National Fire Chiefs Chair Roy Wilsher reports on the work which continues apace to update the fire and building safety environment and deliver on the much-needed reforms.
At the time of writing, the Fire Safety Bill is about to enter its committee stage in the House of Lords, the government is reviewing the responses to its fire safety consultation and the Housing, Communities and Local Government Select Committee is writing its report to assist the pre-legislative scrutiny of the draft Building Safety Bill.
Whilst we welcome these changes and the investment that has been made so far, we have also expressed frustration at the pace of building remediation to date. Whilst we support government with our technical expertise and understanding of the sector, where we do not think the legislation goes far enough, or more clarification is required, we continue to challenge and push for changes.
One of the areas where we have taken action recently is around concerns about how waking watches are operating. Earlier this month a group of professional organisations, led by the NFCC, updated the simultaneous evacuation guidance, introducing a number of key changes.
Although remediation is the best way to ensure building safety, a proportionate approach to interim safety measures is required before remediation is completed. The guidance reinforced the expectation that building owners should install common fire alarms as quickly as possible to reduce or remove the dependence on waking watches. It also provides a clear distinction between waking watch and evacuation management as separate roles and emphasises that residents can carry out waking watches and/or evacuation management duties so long as they are appropriately trained.
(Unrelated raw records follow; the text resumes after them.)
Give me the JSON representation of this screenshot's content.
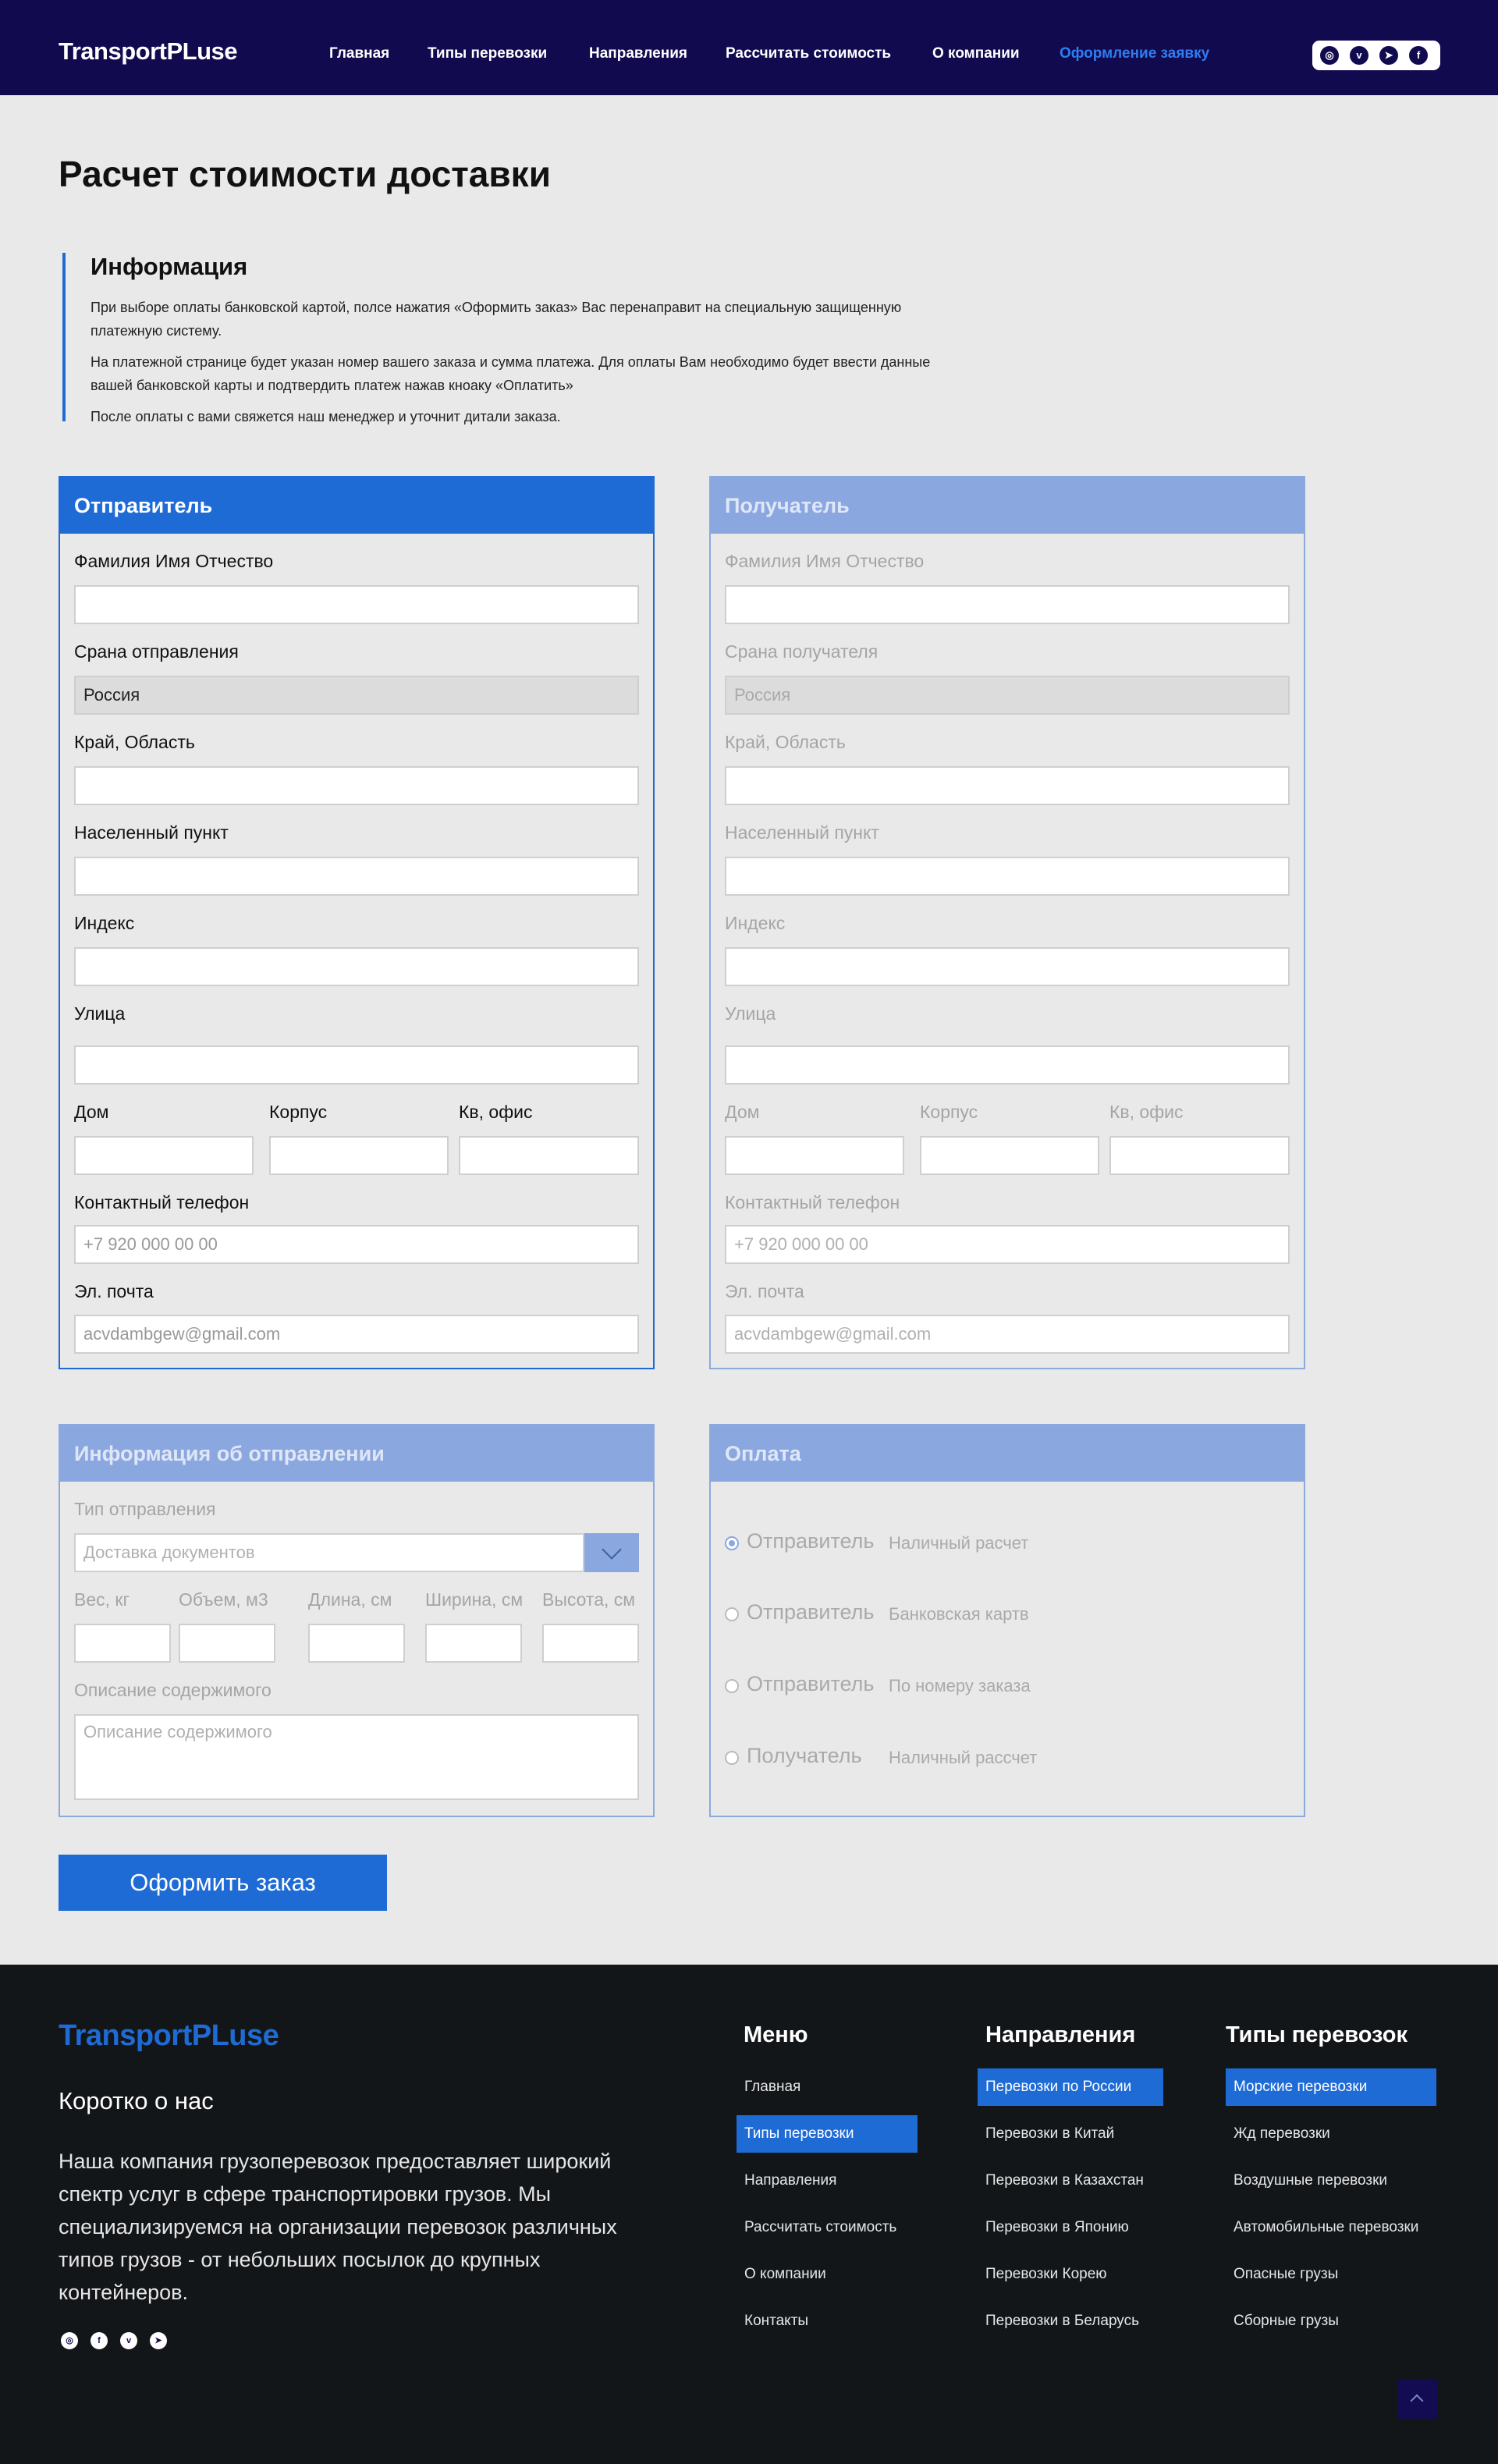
{
  "header": {
    "logo": "TransportPLuse",
    "nav": [
      "Главная",
      "Типы перевозки",
      "Направления",
      "Рассчитать стоимость",
      "О компании",
      "Оформление заявку"
    ],
    "active_nav": "Оформление заявку",
    "social_icons": [
      "instagram-icon",
      "vk-icon",
      "telegram-icon",
      "facebook-icon"
    ]
  },
  "page": {
    "title": "Расчет стоимости доставки",
    "info_title": "Информация",
    "info_paragraphs": [
      "При выборе оплаты банковской картой, полсе нажатия «Оформить заказ» Вас перенаправит на специальную защищенную платежную систему.",
      "На платежной странице будет указан номер вашего заказа и сумма платежа. Для оплаты Вам необходимо будет ввести данные вашей банковской карты и подтвердить платеж нажав кноаку «Оплатить»",
      "После оплаты с вами свяжется наш менеджер и уточнит дитали заказа."
    ]
  },
  "sender": {
    "title": "Отправитель",
    "fio_label": "Фамилия Имя Отчество",
    "country_label": "Срана отправления",
    "country_value": "Россия",
    "region_label": "Край, Область",
    "city_label": "Населенный пункт",
    "index_label": "Индекс",
    "street_label": "Улица",
    "house_label": "Дом",
    "building_label": "Корпус",
    "flat_label": "Кв, офис",
    "phone_label": "Контактный телефон",
    "phone_placeholder": "+7 920 000 00 00",
    "email_label": "Эл. почта",
    "email_placeholder": "acvdambgew@gmail.com"
  },
  "receiver": {
    "title": "Получатель",
    "fio_label": "Фамилия Имя Отчество",
    "country_label": "Срана получателя",
    "country_value": "Россия",
    "region_label": "Край, Область",
    "city_label": "Населенный пункт",
    "index_label": "Индекс",
    "street_label": "Улица",
    "house_label": "Дом",
    "building_label": "Корпус",
    "flat_label": "Кв, офис",
    "phone_label": "Контактный телефон",
    "phone_placeholder": "+7 920 000 00 00",
    "email_label": "Эл. почта",
    "email_placeholder": "acvdambgew@gmail.com"
  },
  "shipment": {
    "title": "Информация об отправлении",
    "type_label": "Тип отправления",
    "type_value": "Доставка документов",
    "weight_label": "Вес, кг",
    "volume_label": "Объем, м3",
    "length_label": "Длина, см",
    "width_label": "Ширина, см",
    "height_label": "Высота, см",
    "desc_label": "Описание содержимого",
    "desc_placeholder": "Описание содержимого"
  },
  "payment": {
    "title": "Оплата",
    "options": [
      {
        "who": "Отправитель",
        "method": "Наличный расчет",
        "selected": true
      },
      {
        "who": "Отправитель",
        "method": "Банковская картв",
        "selected": false
      },
      {
        "who": "Отправитель",
        "method": "По номеру заказа",
        "selected": false
      },
      {
        "who": "Получатель",
        "method": "Наличный рассчет",
        "selected": false
      }
    ]
  },
  "submit_label": "Оформить заказ",
  "footer": {
    "logo": "TransportPLuse",
    "about_title": "Коротко о нас",
    "about_text": "Наша компания грузоперевозок предоставляет широкий спектр услуг в сфере транспортировки грузов. Мы специализируемся на организации перевозок различных типов грузов - от небольших посылок до крупных контейнеров.",
    "menu_title": "Меню",
    "menu": [
      "Главная",
      "Типы перевозки",
      "Направления",
      "Рассчитать стоимость",
      "О компании",
      "Контакты"
    ],
    "directions_title": "Направления",
    "directions": [
      "Перевозки по России",
      "Перевозки в Китай",
      "Перевозки в Казахстан",
      "Перевозки в Японию",
      "Перевозки Корею",
      "Перевозки в Беларусь"
    ],
    "types_title": "Типы перевозок",
    "types": [
      "Морские перевозки",
      "Жд перевозки",
      "Воздушные перевозки",
      "Автомобильные перевозки",
      "Опасные грузы",
      "Сборные грузы"
    ],
    "highlight_color": "#1f6bd6"
  }
}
“It is important to reiterate that the NFCC did not create the concept of waking watch and it remains our view that the best way to remove the risk to residents is to fix the building”
The guidance also provides new definitions. Short-term: the time required to formulate a longer-term remediation plan, as soon as practically possible and no longer than 12 months; and temporary: non-permanent measures implemented to mitigate an unacceptable risk in a building, as an interim measure, adopted for the safety of residents while works to rectify the identified fire safety failings are carried out.
It is important to reiterate that the NFCC did not create the concept of waking watch and it remains our view that the best way to remove the risk to residents is to fix the building.
Waking watches have been used prior to this current building safety crisis as a short-term measure in buildings with increased fire risks and should only be used temporarily. They should not be the first measure to mitigate risk and the government’s Consolidated Advice Note provides guidance on this. The Advice Note, Advice for Building Owners of Multi-storey, Multi-occupied Residential Buildings, clearly sets out the list of steps to consider, including other possible interim measures, before a decision is taken to move from a ‘stay put’ strategy to a ‘simultaneous evacuation strategy’ and implementing a waking watch.
Of course, we have huge sympathy for the plight of residents in buildings with non-compliant cladding systems and inherent building deficiencies; this situation is not the fault of residents, nor is it the fault of fire and rescue services who are doing their best to mitigate the risk. We do not believe that the costs of serious building defects should end with leaseholders and have called on government for support and to consider more ways of how costs can be recovered from those who design and construct buildings.
Whilst publishing the updated guidance was an important step, we are now looking at how we can best raise awareness of the changes. For example, we are working closely with the insurance industry, reinforcing the message that waking watches should only be considered when all other interim risk mitigation measures have been found to be insufficient in managing the risk. This collaborative work continues.
There are continued concerns relating to the EWS1 form and its impact on the housing market. We understand that EWS1 guidance is currently being reviewed by the Royal Institute of Chartered Surveyors.
The NFCC continues to work closely with government and stakeholders to ensure that the measures being introduced are practical, enforceable and, most importantly, will help deliver safer buildings for residents.